YOUR ASSIGNMENT:
Each line of the data below must be given again exactly as written.

── DATASET CONTENT ──

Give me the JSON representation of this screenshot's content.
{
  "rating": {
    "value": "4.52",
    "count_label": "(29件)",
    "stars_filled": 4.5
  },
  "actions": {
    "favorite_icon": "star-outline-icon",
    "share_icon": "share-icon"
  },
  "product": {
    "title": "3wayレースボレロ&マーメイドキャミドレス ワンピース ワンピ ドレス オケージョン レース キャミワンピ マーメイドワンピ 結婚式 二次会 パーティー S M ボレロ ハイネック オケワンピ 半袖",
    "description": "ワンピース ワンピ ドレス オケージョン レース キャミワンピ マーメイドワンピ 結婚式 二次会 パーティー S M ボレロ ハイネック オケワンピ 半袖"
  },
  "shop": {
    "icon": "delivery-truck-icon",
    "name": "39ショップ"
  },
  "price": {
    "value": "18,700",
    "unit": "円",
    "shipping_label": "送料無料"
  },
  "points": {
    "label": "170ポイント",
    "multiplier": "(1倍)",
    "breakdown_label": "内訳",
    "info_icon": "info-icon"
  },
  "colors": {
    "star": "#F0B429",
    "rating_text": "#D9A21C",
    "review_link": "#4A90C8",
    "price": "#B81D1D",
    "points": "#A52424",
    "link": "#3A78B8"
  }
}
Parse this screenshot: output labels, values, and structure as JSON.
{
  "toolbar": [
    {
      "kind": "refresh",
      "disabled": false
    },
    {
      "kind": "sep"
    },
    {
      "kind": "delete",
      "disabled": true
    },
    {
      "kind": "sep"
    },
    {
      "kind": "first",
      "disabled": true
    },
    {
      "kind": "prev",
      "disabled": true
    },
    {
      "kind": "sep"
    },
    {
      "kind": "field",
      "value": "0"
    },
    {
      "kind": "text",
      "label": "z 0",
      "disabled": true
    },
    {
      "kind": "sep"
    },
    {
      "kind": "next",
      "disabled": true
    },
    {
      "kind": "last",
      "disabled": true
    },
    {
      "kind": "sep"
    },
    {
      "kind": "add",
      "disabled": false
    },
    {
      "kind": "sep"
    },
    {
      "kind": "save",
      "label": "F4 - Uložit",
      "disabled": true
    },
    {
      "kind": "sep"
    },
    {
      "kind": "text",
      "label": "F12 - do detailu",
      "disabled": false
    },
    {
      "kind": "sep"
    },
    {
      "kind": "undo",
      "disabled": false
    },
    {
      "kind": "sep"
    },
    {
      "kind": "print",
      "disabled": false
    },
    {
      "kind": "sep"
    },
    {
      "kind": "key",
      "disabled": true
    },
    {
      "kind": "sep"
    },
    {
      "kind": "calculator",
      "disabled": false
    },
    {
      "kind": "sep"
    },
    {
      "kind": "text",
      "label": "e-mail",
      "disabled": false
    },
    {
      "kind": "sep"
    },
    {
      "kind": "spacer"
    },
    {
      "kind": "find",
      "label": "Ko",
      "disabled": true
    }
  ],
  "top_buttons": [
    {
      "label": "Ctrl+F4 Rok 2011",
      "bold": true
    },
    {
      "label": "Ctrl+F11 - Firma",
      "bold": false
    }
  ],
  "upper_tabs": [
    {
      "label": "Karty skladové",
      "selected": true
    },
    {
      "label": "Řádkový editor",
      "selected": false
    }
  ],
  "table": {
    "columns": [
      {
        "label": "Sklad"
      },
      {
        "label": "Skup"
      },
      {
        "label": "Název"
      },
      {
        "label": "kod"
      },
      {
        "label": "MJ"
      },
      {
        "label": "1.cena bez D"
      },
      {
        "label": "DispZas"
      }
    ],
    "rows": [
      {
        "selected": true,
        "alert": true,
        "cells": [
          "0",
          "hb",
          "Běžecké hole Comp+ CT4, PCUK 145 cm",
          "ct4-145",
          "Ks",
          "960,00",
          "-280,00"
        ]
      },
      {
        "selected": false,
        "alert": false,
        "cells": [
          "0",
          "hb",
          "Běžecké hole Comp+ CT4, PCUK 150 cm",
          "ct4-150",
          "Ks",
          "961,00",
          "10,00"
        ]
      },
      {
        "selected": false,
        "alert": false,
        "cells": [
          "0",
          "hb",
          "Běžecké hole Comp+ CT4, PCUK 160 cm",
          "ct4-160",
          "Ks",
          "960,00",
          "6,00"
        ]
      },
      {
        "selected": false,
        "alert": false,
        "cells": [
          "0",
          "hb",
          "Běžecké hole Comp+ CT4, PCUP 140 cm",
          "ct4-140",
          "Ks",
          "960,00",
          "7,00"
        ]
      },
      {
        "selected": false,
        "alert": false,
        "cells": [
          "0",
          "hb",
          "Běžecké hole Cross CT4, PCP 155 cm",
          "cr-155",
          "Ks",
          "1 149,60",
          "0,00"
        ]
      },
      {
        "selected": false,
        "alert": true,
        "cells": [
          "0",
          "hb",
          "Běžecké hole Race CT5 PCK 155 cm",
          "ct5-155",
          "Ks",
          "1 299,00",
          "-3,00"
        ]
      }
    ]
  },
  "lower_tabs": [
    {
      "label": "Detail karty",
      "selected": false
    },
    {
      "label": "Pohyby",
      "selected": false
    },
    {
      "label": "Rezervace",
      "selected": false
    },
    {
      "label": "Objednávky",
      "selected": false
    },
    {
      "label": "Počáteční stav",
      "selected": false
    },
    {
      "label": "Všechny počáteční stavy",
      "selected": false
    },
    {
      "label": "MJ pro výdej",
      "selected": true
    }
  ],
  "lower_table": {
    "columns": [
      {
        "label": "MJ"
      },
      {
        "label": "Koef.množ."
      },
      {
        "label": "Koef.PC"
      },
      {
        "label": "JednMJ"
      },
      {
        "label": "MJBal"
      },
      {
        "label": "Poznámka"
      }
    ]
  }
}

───

TASK ANSWER:
Give me the JSON representation of this screenshot's content.
{
  "rating": {
    "value": "4.52",
    "count_label": "(29件)",
    "stars_filled": 4.5
  },
  "actions": {
    "favorite_icon": "star-outline-icon",
    "share_icon": "share-icon"
  },
  "product": {
    "title": "3wayレースボレロ&マーメイドキャミドレス ワンピース ワンピ ドレス オケージョン レース キャミワンピ マーメイドワンピ 結婚式 二次会 パーティー S M ボレロ ハイネック オケワンピ 半袖",
    "description": "ワンピース ワンピ ドレス オケージョン レース キャミワンピ マーメイドワンピ 結婚式 二次会 パーティー S M ボレロ ハイネック オケワンピ 半袖"
  },
  "shop": {
    "icon": "delivery-truck-icon",
    "name": "39ショップ"
  },
  "price": {
    "value": "18,700",
    "unit": "円",
    "shipping_label": "送料無料"
  },
  "points": {
    "label": "170ポイント",
    "multiplier": "(1倍)",
    "breakdown_label": "内訳",
    "info_icon": "info-icon"
  },
  "colors": {
    "star": "#F0B429",
    "rating_text": "#D9A21C",
    "review_link": "#4A90C8",
    "price": "#B81D1D",
    "points": "#A52424",
    "link": "#3A78B8"
  }
}
Parse this screenshot: output labels, values, and structure as JSON.
{
  "toolbar": [
    {
      "kind": "refresh",
      "disabled": false
    },
    {
      "kind": "sep"
    },
    {
      "kind": "delete",
      "disabled": true
    },
    {
      "kind": "sep"
    },
    {
      "kind": "first",
      "disabled": true
    },
    {
      "kind": "prev",
      "disabled": true
    },
    {
      "kind": "sep"
    },
    {
      "kind": "field",
      "value": "0"
    },
    {
      "kind": "text",
      "label": "z 0",
      "disabled": true
    },
    {
      "kind": "sep"
    },
    {
      "kind": "next",
      "disabled": true
    },
    {
      "kind": "last",
      "disabled": true
    },
    {
      "kind": "sep"
    },
    {
      "kind": "add",
      "disabled": false
    },
    {
      "kind": "sep"
    },
    {
      "kind": "save",
      "label": "F4 - Uložit",
      "disabled": true
    },
    {
      "kind": "sep"
    },
    {
      "kind": "text",
      "label": "F12 - do detailu",
      "disabled": false
    },
    {
      "kind": "sep"
    },
    {
      "kind": "undo",
      "disabled": false
    },
    {
      "kind": "sep"
    },
    {
      "kind": "print",
      "disabled": false
    },
    {
      "kind": "sep"
    },
    {
      "kind": "key",
      "disabled": true
    },
    {
      "kind": "sep"
    },
    {
      "kind": "calculator",
      "disabled": false
    },
    {
      "kind": "sep"
    },
    {
      "kind": "text",
      "label": "e-mail",
      "disabled": false
    },
    {
      "kind": "sep"
    },
    {
      "kind": "spacer"
    },
    {
      "kind": "find",
      "label": "Ko",
      "disabled": true
    }
  ],
  "top_buttons": [
    {
      "label": "Ctrl+F4 Rok 2011",
      "bold": true
    },
    {
      "label": "Ctrl+F11 - Firma",
      "bold": false
    }
  ],
  "upper_tabs": [
    {
      "label": "Karty skladové",
      "selected": true
    },
    {
      "label": "Řádkový editor",
      "selected": false
    }
  ],
  "table": {
    "columns": [
      {
        "label": "Sklad"
      },
      {
        "label": "Skup"
      },
      {
        "label": "Název"
      },
      {
        "label": "kod"
      },
      {
        "label": "MJ"
      },
      {
        "label": "1.cena bez D"
      },
      {
        "label": "DispZas"
      }
    ],
    "rows": [
      {
        "selected": true,
        "alert": true,
        "cells": [
          "0",
          "hb",
          "Běžecké hole Comp+ CT4, PCUK 145 cm",
          "ct4-145",
          "Ks",
          "960,00",
          "-280,00"
        ]
      },
      {
        "selected": false,
        "alert": false,
        "cells": [
          "0",
          "hb",
          "Běžecké hole Comp+ CT4, PCUK 150 cm",
          "ct4-150",
          "Ks",
          "961,00",
          "10,00"
        ]
      },
      {
        "selected": false,
        "alert": false,
        "cells": [
          "0",
          "hb",
          "Běžecké hole Comp+ CT4, PCUK 160 cm",
          "ct4-160",
          "Ks",
          "960,00",
          "6,00"
        ]
      },
      {
        "selected": false,
        "alert": false,
        "cells": [
          "0",
          "hb",
          "Běžecké hole Comp+ CT4, PCUP 140 cm",
          "ct4-140",
          "Ks",
          "960,00",
          "7,00"
        ]
      },
      {
        "selected": false,
        "alert": false,
        "cells": [
          "0",
          "hb",
          "Běžecké hole Cross CT4, PCP 155 cm",
          "cr-155",
          "Ks",
          "1 149,60",
          "0,00"
        ]
      },
      {
        "selected": false,
        "alert": true,
        "cells": [
          "0",
          "hb",
          "Běžecké hole Race CT5 PCK 155 cm",
          "ct5-155",
          "Ks",
          "1 299,00",
          "-3,00"
        ]
      }
    ]
  },
  "lower_tabs": [
    {
      "label": "Detail karty",
      "selected": false
    },
    {
      "label": "Pohyby",
      "selected": false
    },
    {
      "label": "Rezervace",
      "selected": false
    },
    {
      "label": "Objednávky",
      "selected": false
    },
    {
      "label": "Počáteční stav",
      "selected": false
    },
    {
      "label": "Všechny počáteční stavy",
      "selected": false
    },
    {
      "label": "MJ pro výdej",
      "selected": true
    }
  ],
  "lower_table": {
    "columns": [
      {
        "label": "MJ"
      },
      {
        "label": "Koef.množ."
      },
      {
        "label": "Koef.PC"
      },
      {
        "label": "JednMJ"
      },
      {
        "label": "MJBal"
      },
      {
        "label": "Poznámka"
      }
    ]
  }
}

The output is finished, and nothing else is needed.